Shipp’s descent from #6 on MLS’s 24 under 24 list to S2 stopgap has been as steady as it’s been drastic. Finishing his first two seasons at his boyhood club Chicago Fire with a combined 10 goals and 14 assists, Shipp looked like the cornerstone of the team’s rebuilding process. But after a front office overhaul following the Fire’s last place 2015 campaign, the playmaking midfielder found himself unceremoniously traded to the Montreal Impact. There, his possession oriented style clashed with his new club’s counter attacking system, resulting in only two goals and three assists from 27 appearances. Despite a bright start with a 2017 Sounders team that looked more suited to his style of play, all signs show that he is now out of the team’s plans. With only two games left, he’s amassed 16 appearances, more than 10 fewer his total from any previous year.
How did it come to this? As always with soccer, the situation is fluid. Team formation/system, injuries, and a harsh salary cap have all likely played their roles.
A pragmatist’s approach would say that soccer is a simple game, and that good players find a way to make their mark no matter the system. While this is true of the best in the sport, role players often live and die by how well a style of play boosts their strengths and hides their weaknesses. Shipp’s strengths are vision, passing, and touch. His weaknesses are speed and strength. As such, he’s going to stay central even when deployed on the wing. Without the pace to beat people in the open field, and with an assured calmness in tight spaces, he operates best in an overloaded midfield, sucking defenders inward before finding more athletic teammates in the newly opened space.
His ability to do exactly that, as well as to find positive link play where others may lose possession, contributed to goals against against NYCFC, D.C. United, and New England Revolution. Unfortunately, the Sounders have lacked the athletic finishers to make this system lethal. Starting Shipp, Lodeiro, and Dempsey in the front four leaves room for only one attacker who can consistently get in behind the backline. That attacker was Jordan Morris, who’s only scored three goals this year despite averaging 0.8 shots a game from inside the penalty box.
Before Leerdam’s arrival, a lack of consistent production from the right back position only compounded Morris cold finishing. In Shipp’s 10 starts this year, five different right backs have started (Svensson, Fisher, Delem, Roldon, and Evans.) The rotating cast hampered production from that side of the field, leaving Jones as the only consistently productive athletic outlet for the team.

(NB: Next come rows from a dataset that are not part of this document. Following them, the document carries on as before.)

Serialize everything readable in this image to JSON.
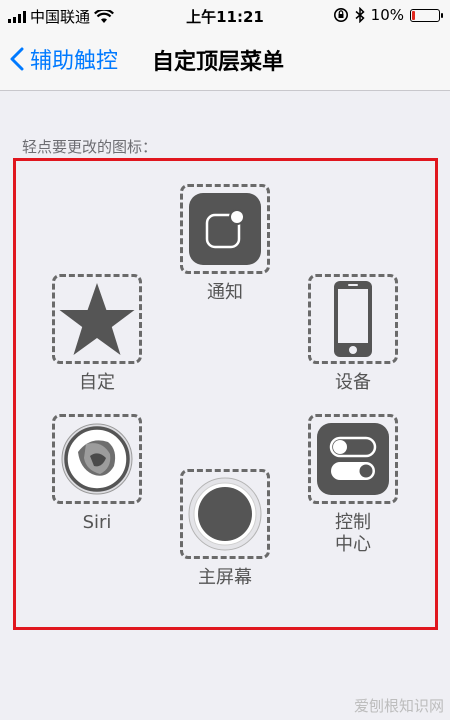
{
  "status_bar": {
    "carrier": "中国联通",
    "time": "上午11:21",
    "battery_percent": "10%",
    "battery_level": 0.1
  },
  "nav": {
    "back_label": "辅助触控",
    "title": "自定顶层菜单"
  },
  "section_label": "轻点要更改的图标：",
  "items": {
    "notification": "通知",
    "custom": "自定",
    "device": "设备",
    "siri": "Siri",
    "control_center": "控制\n中心",
    "home": "主屏幕"
  },
  "watermark": "爱刨根知识网",
  "colors": {
    "accent": "#007aff",
    "highlight_border": "#e0161e",
    "icon_gray": "#555555",
    "battery_low": "#e0281e"
  }
}
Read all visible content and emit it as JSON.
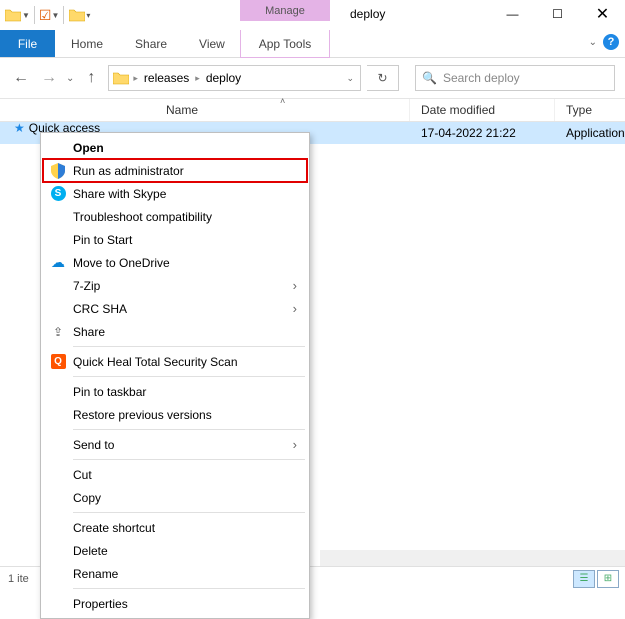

Without those necessary outlets for distribution, attacking playmakers were forced to look for goals themselves, where Shipp’s finishing lagged behind Dempsey’s and Lodeiro’s.
A bevy of nagging injuries have only made matters worse for Shipp. After hurting his ankle in pre-season, Shipp suffered a strained hip flexor in May and a broken hand in July. While these sorts of injuries happen in a long season, they can hamper a player’s production, as was the case with Jordan Morris’s ankle problems and Christian Roldan playing in a cast. For a player who doesn’t have much athleticism to spare, Shipp’s injuries may have cost him a step he could ill afford to lose.

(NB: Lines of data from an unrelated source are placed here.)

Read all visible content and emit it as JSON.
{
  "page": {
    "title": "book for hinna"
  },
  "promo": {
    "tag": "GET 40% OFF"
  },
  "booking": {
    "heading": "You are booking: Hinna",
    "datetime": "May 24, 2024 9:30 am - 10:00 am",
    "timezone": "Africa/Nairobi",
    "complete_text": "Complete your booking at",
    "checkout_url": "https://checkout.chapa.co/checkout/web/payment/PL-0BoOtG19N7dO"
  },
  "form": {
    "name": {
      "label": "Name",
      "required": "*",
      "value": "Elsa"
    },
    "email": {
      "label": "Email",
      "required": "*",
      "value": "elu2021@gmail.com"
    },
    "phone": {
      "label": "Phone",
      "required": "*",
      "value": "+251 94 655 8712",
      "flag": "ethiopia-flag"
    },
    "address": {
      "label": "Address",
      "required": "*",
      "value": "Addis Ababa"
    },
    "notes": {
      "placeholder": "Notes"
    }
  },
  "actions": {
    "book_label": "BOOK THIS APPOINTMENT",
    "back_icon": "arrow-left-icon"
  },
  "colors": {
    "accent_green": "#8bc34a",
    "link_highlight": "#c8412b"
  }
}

Still, it’s hard to imagine how a player with the highest passing percentage of any Sounder who has started in the front four this year is having such a hard time breaking into the 18. In fact, the Sounders averaged 1.5 goals a game when Shipp started, more than the 1.4 averaged over the course of the season. While that stat is inflated by the three goals scored after he was subbed off against D.C. United, it should be roughly evened out by the three scored after he subbed on against the Revolution. While 1.5 goals per game isn’t a blazing pace by any imagination, the Sounders struggles without Shipp make it hard to pinpoint him as the problem.
But with the league injecting heavy doses of allocation money into GMs pockets every year, not being the problem isn’t enough. Six-figure players such as Shipp are expendable, easily replaced by new signings bought down under the salary cap with Targeted Allocation Money such as Rodriguez and Leerdam. In fact, general managers who don’t spend heavily on mid-tier earners could be labeled irresponsible for refusing to spend what looks like an ever-replenishing resource. Meanwhile, homegrown players and S2 signings provide rare relief from the MLS salary cap and the possibility for the club to rake in money should they move on to bigger and better things. All of these factors make Kovar, Delem, and Wingo a much bigger bang for your buck than Shipp despite their being only a year younger. The salary earned from Shipp’s early successes, coupled with the loss of his homegrown status after leaving Chicago have forced him to become an immediate impact type of player despite his relatively young age.
All that’s to say professional sports are cruel. Shipp wasn’t the first and won’t be the last promising player to have a career derailed just as it’s starting. Not long ago, he looked like one of the few playmaking maestros in the MLS to have come up through a U.S. youth system, a la Benny Feilhaber or Sacha Kljestan. Those rooting for a more aesthetically pleasing American game will surely hope he gets another chance.